The problem, however, lies in striking the right balance. While focusing on such chips would help light that fire and kick that ball, there is a danger of that ball being stuck in a local minima. As such, the focus would only be limited to solving a local problem and may never reach global scale.
This is where it becomes imperative to strike the right balance between encouraging and fueling academic research, while also focusing on keeping India on the right track to achieve reliance and sustainability in chip design.
India first, world second
It is no surprise that the golden period for Indian electronics and semiconductor industry has started to take shape. Sherwani notes, “What we now need is a group of people, Indians who want to make India great. India has a very large number of people with extensive experience in various aspects of chip making. How many nations have that?”

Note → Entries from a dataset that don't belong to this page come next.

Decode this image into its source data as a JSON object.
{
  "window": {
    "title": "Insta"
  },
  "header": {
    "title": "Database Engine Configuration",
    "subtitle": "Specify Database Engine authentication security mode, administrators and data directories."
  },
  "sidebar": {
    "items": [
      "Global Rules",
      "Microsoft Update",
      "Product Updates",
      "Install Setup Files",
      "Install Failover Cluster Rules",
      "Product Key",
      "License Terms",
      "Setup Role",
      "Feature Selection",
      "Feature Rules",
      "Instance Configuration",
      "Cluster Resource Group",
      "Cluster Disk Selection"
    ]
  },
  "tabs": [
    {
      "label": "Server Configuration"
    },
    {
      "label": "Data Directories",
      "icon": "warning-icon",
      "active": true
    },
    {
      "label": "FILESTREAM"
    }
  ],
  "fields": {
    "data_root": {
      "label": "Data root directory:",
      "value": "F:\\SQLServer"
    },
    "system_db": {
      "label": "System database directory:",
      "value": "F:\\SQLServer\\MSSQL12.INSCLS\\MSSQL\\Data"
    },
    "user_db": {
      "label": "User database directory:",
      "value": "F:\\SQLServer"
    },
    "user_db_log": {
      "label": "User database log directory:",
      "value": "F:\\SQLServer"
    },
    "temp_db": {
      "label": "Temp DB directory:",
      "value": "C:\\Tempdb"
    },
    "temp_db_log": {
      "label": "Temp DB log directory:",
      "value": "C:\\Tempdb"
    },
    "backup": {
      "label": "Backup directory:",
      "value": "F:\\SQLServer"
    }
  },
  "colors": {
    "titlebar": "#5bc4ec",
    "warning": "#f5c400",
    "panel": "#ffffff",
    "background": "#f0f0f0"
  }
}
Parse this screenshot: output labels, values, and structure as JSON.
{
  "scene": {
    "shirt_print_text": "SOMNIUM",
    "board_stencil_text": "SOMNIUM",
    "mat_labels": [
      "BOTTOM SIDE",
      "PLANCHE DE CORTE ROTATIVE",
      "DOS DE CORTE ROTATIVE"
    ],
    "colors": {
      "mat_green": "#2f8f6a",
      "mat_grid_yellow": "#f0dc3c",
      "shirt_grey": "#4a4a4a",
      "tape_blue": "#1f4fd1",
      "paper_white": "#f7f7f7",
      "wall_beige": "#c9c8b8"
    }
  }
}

Fostering this ripe talent and providing them avenues to come and build the semiconductor industry is essentially among the best ways to develop the same. Especially since most of these talents have worked closely with companies based in Silicon Valley, they have the knowledge and expertise to emulate the same in India. The product ecosystem in India is already well-developed, what it needs is a little fire to make it shine bright enough for the world to see.
The chip industry is a cutthroat one, and India being in its nascent stage to develop its own niche, needs to be wary of diving headlong into the competition. While the ambition is understandable and lauded, common sense must still prevail if it wishes to make a mark. For that, it needs to turn its head and start looking inward rather than outward. “I think we must start with making simple chips, chips which are relevant to India,” says Sherwani.
Microcontrollers, IoT chips, and LED PCBAs are some aspects that India can aim for, simply because their demand in local terms is extremely high, making it easily scalable while also giving the still-growing market a big indigenous push. Gupta suggests taking a thread out of the big-little approach that many MNCs have followed. This would allow Indian companies the option to choose indigenously produced chips to add to their domestically produced products, which would further increase their value addition.
“For instance, India today makes 700 (types of) LED bulbs domestically for domestic consumption. A small tensor chip goes into every small volt LED. It’s a simple chip but the volume is humongous. And since the product is also made by Indian companies, they can decide what to use. This could be the little part of the big-little. The big part would automatically proceed once we conquer our local ground,” says Gupta.
Additionally, owing to the high investment that chip making requires, not every idea gets elevated. This also means that a lot of great ideas with little marketability, at least initially, have had to go down the drain only because someone decided it would not be worth spending on.
“I think we need to become more open and allow for more people to contribute their ideas in order to see what kind of stars can emerge. It is important to remove the ability of third parties to say ‘no’ to a project as much as we can,” Wishart adds.
Grabbing the seat
The government’s strong foot forward with regards to the semiconductor space was a much-needed move and, although late, it is expected to herald the golden era of the electronics industry of the country. What needs to be done is to adopt a problem-centric approach to think of an end-to-end solution, which can be scaled up from a local problem into a global problem. This is where the academia needs to play its part.
“The real question is how we can get real good ideas. The moment we are able to bring compelling ideas, people will be forced to fund them,” reiterates Mitra.
While sovereignty is the ultimate goal, India needs to focus on getting a share of the pie, no matter how small it is. In the end, India needs to do enough to sit on the table with other countries, because if we control even 3% of the market, we can sit there. If we are zero, we will not even be invited.
The author, Siddha Dhar, is a technology enthusiast at EFY